Now a part of the cube looks inflated. And this is basically how it works. It creates pressure on the object from the inside, similar to how air creates pressure on the inflated object. By adding more pressure, we will make it look a lot more like an inflated cube:
Pressure is at 5
You should have noticed yourself that on some of the examples – objects that we work with don’t look particularly well. I mean cases when they intersect with themselves and pass through their geometry. Like this:
Frame 62 without Self Collision
Looks terrible and can be a big problem, depending on the scene. Gladly it is easily fixed. All you need to do is to find the Self Collision setting and turn it on. It will prolong calculation times, but the result would be much better:
Frame 62 with Frame Collision
One thing you may want to do with the Cloth simulation is to pin it somewhere. Usually, cloth objects don’t just fall everywhere, they are often connected to something. For example, a flag is connected to a flagpole, etc.
This can be recreated in the Blender by creating pinned vertices. To do so, you need to enter the Edit mode and select vertices that you want to pin. Next, proceed to the Object Properties, create a new Vertex Group and assign selected vertices to this group.
Then we go back to the Physics Properties window and here find the Pin Group option in the Shape section. Here you need to choose the vertex group that you have created.
And it is done. Now when I press play – I can see how everything falls except vertices that I selected to the Pinned group.
Hooking Simulation to an Object
Leading out of the previous example, we have a more advanced trick: hooking the whole simulation to an object.

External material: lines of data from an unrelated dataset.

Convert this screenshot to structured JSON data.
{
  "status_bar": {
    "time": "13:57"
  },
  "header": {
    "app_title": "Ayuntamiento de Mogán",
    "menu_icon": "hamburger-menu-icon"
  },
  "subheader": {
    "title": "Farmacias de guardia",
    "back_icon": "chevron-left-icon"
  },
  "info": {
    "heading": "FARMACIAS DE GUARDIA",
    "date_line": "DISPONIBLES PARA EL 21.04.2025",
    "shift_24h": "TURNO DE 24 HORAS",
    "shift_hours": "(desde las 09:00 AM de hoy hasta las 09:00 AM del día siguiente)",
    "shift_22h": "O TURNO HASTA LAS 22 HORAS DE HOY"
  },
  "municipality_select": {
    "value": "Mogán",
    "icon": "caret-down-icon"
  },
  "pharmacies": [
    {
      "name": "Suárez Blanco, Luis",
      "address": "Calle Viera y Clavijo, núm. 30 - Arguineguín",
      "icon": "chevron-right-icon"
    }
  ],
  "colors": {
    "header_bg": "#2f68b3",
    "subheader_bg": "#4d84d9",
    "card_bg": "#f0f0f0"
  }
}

For this technique, it would be better to assign a whole edge loop to a group, instead of random vertices. Delete previous selection.

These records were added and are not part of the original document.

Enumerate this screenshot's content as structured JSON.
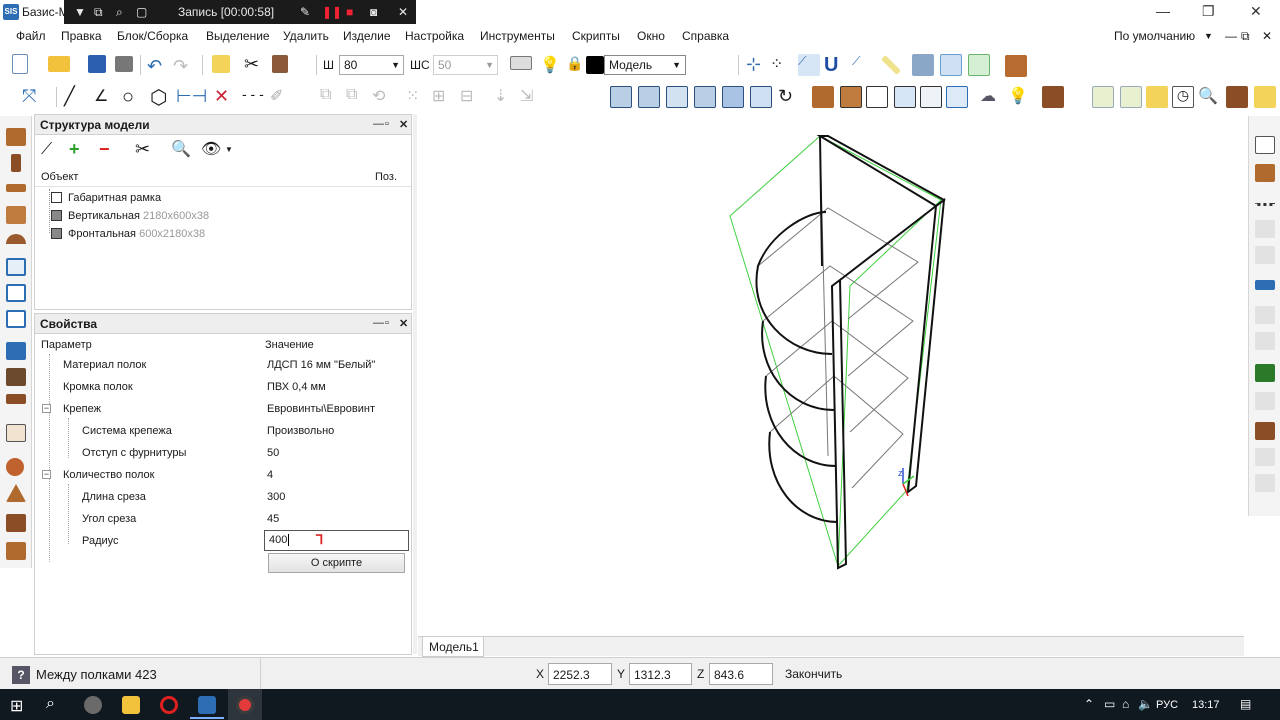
{
  "window": {
    "title": "Базис-М"
  },
  "recorder": {
    "label": "Запись [00:00:58]"
  },
  "menu": [
    "Файл",
    "Правка",
    "Блок/Сборка",
    "Выделение",
    "Удалить",
    "Изделие",
    "Настройка",
    "Инструменты",
    "Скрипты",
    "Окно",
    "Справка"
  ],
  "preset": "По умолчанию",
  "toolbar": {
    "w_label": "Ш",
    "w_value": "80",
    "ws_label": "ШС",
    "ws_value": "50",
    "model_label": "Модель"
  },
  "structure": {
    "title": "Структура модели",
    "col_object": "Объект",
    "col_pos": "Поз.",
    "items": [
      {
        "name": "Габаритная рамка",
        "dims": ""
      },
      {
        "name": "Вертикальная",
        "dims": "2180x600x38"
      },
      {
        "name": "Фронтальная",
        "dims": "600x2180x38"
      }
    ]
  },
  "properties": {
    "title": "Свойства",
    "col_param": "Параметр",
    "col_value": "Значение",
    "rows": [
      {
        "name": "Материал полок",
        "value": "ЛДСП 16 мм \"Белый\""
      },
      {
        "name": "Кромка полок",
        "value": "ПВХ 0,4 мм"
      },
      {
        "name": "Крепеж",
        "value": "Евровинты\\Евровинт"
      },
      {
        "name": "Система крепежа",
        "value": "Произвольно"
      },
      {
        "name": "Отступ с фурнитуры",
        "value": "50"
      },
      {
        "name": "Количество полок",
        "value": "4"
      },
      {
        "name": "Длина среза",
        "value": "300"
      },
      {
        "name": "Угол среза",
        "value": "45"
      },
      {
        "name": "Радиус",
        "value": "400"
      }
    ],
    "about_button": "О скрипте"
  },
  "viewport_tab": "Модель1",
  "status": {
    "message": "Между полками 423",
    "x_label": "X",
    "x_value": "2252.3",
    "y_label": "Y",
    "y_value": "1312.3",
    "z_label": "Z",
    "z_value": "843.6",
    "finish": "Закончить"
  },
  "taskbar": {
    "lang": "РУС",
    "time": "13:17"
  },
  "colors": {
    "accent": "#2d6db3",
    "bbox_green": "#3fd13f",
    "taskbar": "#101820"
  }
}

After creating a vertex group, we can select it and add a hook modifier to it. Then create an Empty object and connect it too. But instead, Blender can do all this automatically for you. With the vertices selected – go to the Vertex > Hooks > Hook to New Object.
This will automatically create a modifier, an empty, and connect everything as it should. The only problem is that most probably the Hook Modifier would be at the bottom of the modifier list. For everything to work properly, you need to move it to the top.
When this is done, you will see that when you move an Empty around – it also moves the vertex group that we connected to it.
Does not seem very useful though, does it? Maybe. Until you try to move this empty, while the animation is going and calculations are made. It will affect the whole object and make it follow an empty with the cloth simulation in real-time.
Like this, you can animate your cloth object moving from one place to another very easily. It is a very useful trick.
When you play your animation for the first time after making any changes – it will automatically calculate the whole simulation again. So each time you make any change – everything needs to be calculated one more time.
Sounds logical, but not ideal, because sometimes simulations can be complicated enough, so it would take a long time to calculate it. That is why you can always Cache your Blender Cloth Simulation, so there would be no need to calculate it each time anymore. This is done in the Cache section of the Physics Properties.
All you need to do is to select the start and end frame of your simulation and then press the Bake button. Then the progress bar will appear at the bottom of the Blender interface.
And when this is done, you will have your simulation Cached. This means that it would not be calculated anymore, no matter what you do. For example, you can see how here I have deformed this mesh a lot. I have moved and rotated it. And even changed its geometry on frame 0.
But as soon as the animation starts playing – it jumps back to the state in which it was cached. On frame 2 you can see that it is absolutely in a different position.
And I can’t change it out of this position, no matter what I do. The only way to change this simulation now would be to Delete the baked cache.
Conclusion – Blender Cloth Simulation Tutorial
The Blender Cloth Simulation turned out to be quite a big deal. It is a powerful tool that can help us to create a realistic fabric object. Especially combined with the Cloth Brushes.